There are actually two ways to not have this situation be a `michalel` 
situation at this or at other times when one is running very,very late.
	1: One actually has a few minutes after posted times of sunset.
The Navy (& halachic) people use a very conservative variable when computing
sunsets in regards to elevation levels. Unless you are at or below sea levels 
you have about 7 minutes usually, with as much as 20 minutes (BoroPark and 
Washington Heights times of actual sunset are an excellent example.)
	2: Go according to `Rabbeinu Tam` that day.

In both cases you must be consistent and not end Shabos that week before the
corresponding time on Saturday night.



From: Menashe Elyashiv <elyashm@...>
Date: Wed, 21 May 1997 08:12:57 +0300 (WET)
Subject: Shavout

I think that praying Arvit (Maariv) before nightfall should not be a
problem.
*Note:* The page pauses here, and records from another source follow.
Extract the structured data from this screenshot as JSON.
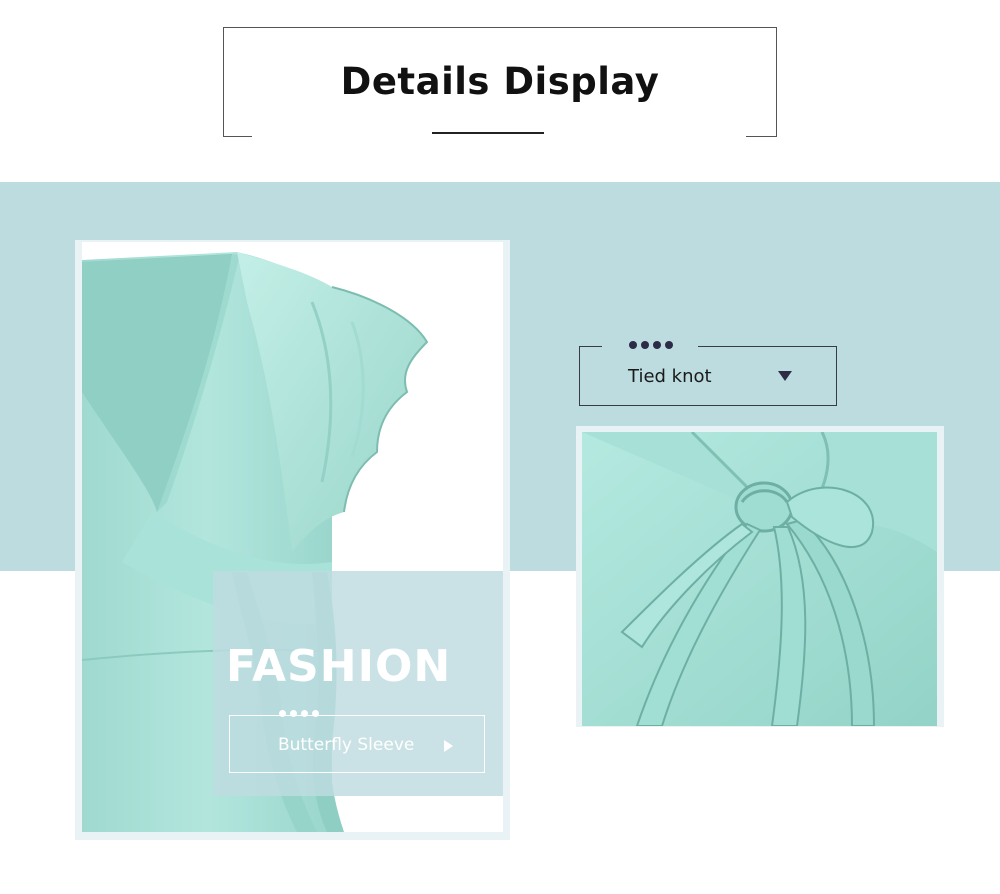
{
  "header": {
    "title": "Details Display"
  },
  "left_panel": {
    "overlay_heading": "FASHION",
    "feature_label": "Butterfly Sleeve",
    "feature_icon": "play-arrow-icon"
  },
  "right_panel": {
    "feature_label": "Tied knot",
    "feature_icon": "caret-down-icon"
  },
  "colors": {
    "band": "#bcdcdf",
    "dress": "#a6e0d8",
    "dot_dark": "#2d2c47",
    "text_dark": "#111111"
  }
}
One should try to wait for Kiddush until it is dark. This is R.
O. Yosef's pesak for Israel. However outside Israel were the night is very
short & there is not enougth time to finish the Tikkun Lel Shavout he
holds that even Kiddush can be said early.
Menashe Elyashiv (no relation to R. Elyashiv) 
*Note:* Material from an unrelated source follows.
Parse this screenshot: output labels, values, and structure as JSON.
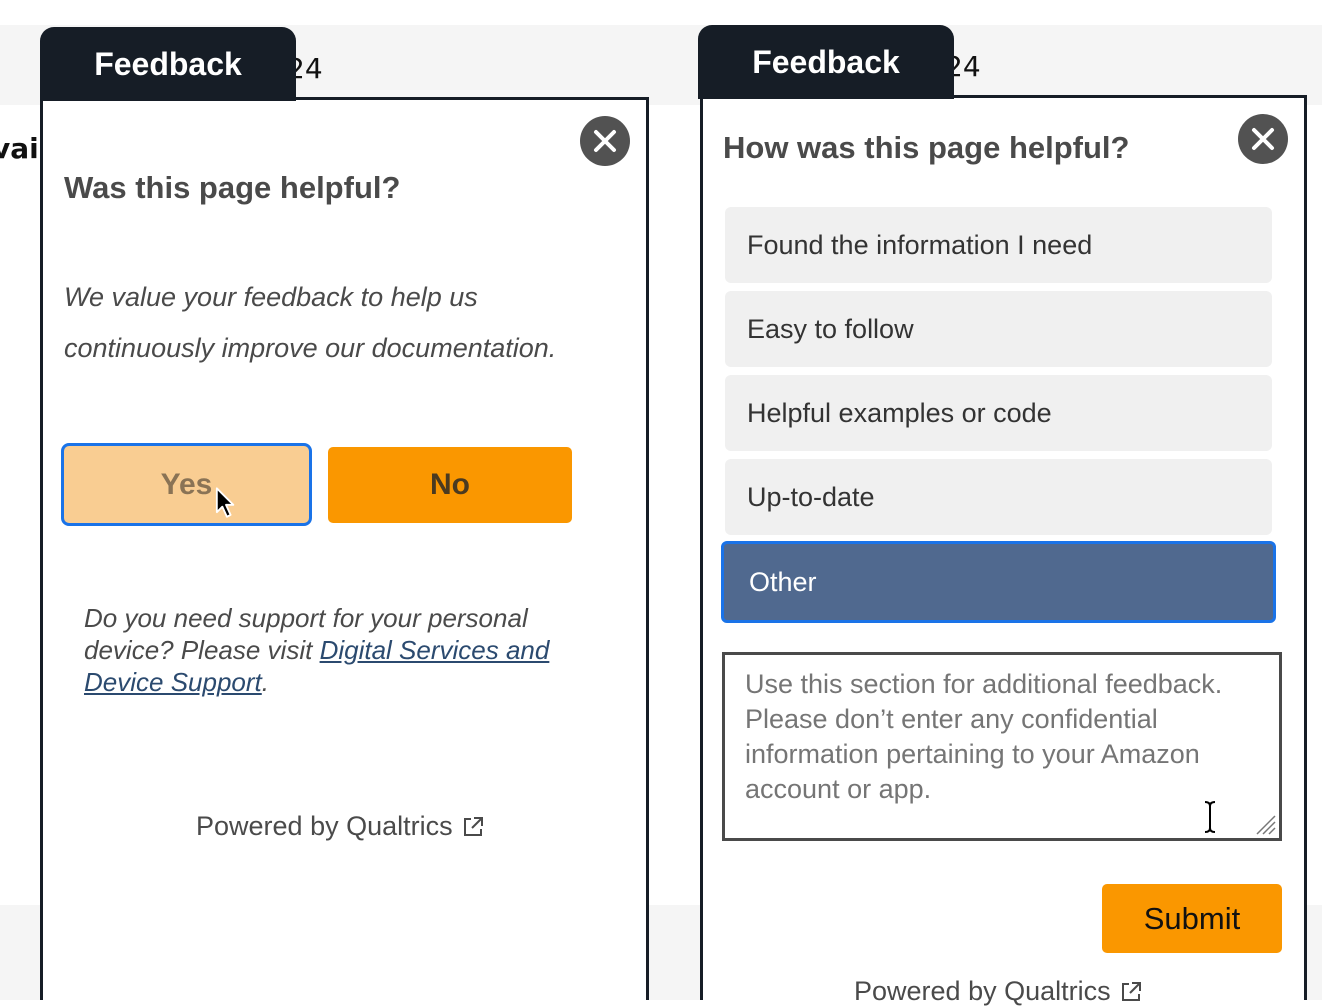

From: Shamir Caplan <caplan@...>
Date: Tue, 20 May 1997 15:22:28 -0400
Subject: Shomrei Adamah

I wanted to know if anyone had any experience working with Shomrei
Adamah or with any of their resources.  Is the Jewish content


From: <sslusky@...> (Susan E Slusky)
Date: Mon, 19 May 1997 13:17:45 -0400
Subject: Yibum

With respect to the question about whether Yibum has been practiced in
modern times,

There was a lovely film from Israel that came out in the 70s and was set 
at the turn of the nineteenth to twentieth century in Palestine called
"I Love You, Rosa." The plot centered around yibum, specifically a boy,
who over the course of the film grows to manhood, and who
persists in his desire to perform yibum. As I vaguely remember, he
gradually wins the heart and consent of his brother's widow. 

I suppose what this shows is that there was some Israeli filmmaker who
thought that yibum had been practiced in Palestine at that time.
(Either that or it shows that I don't remember the plot of the film.)

Susan Slusky


End of Volume 26 Issue 61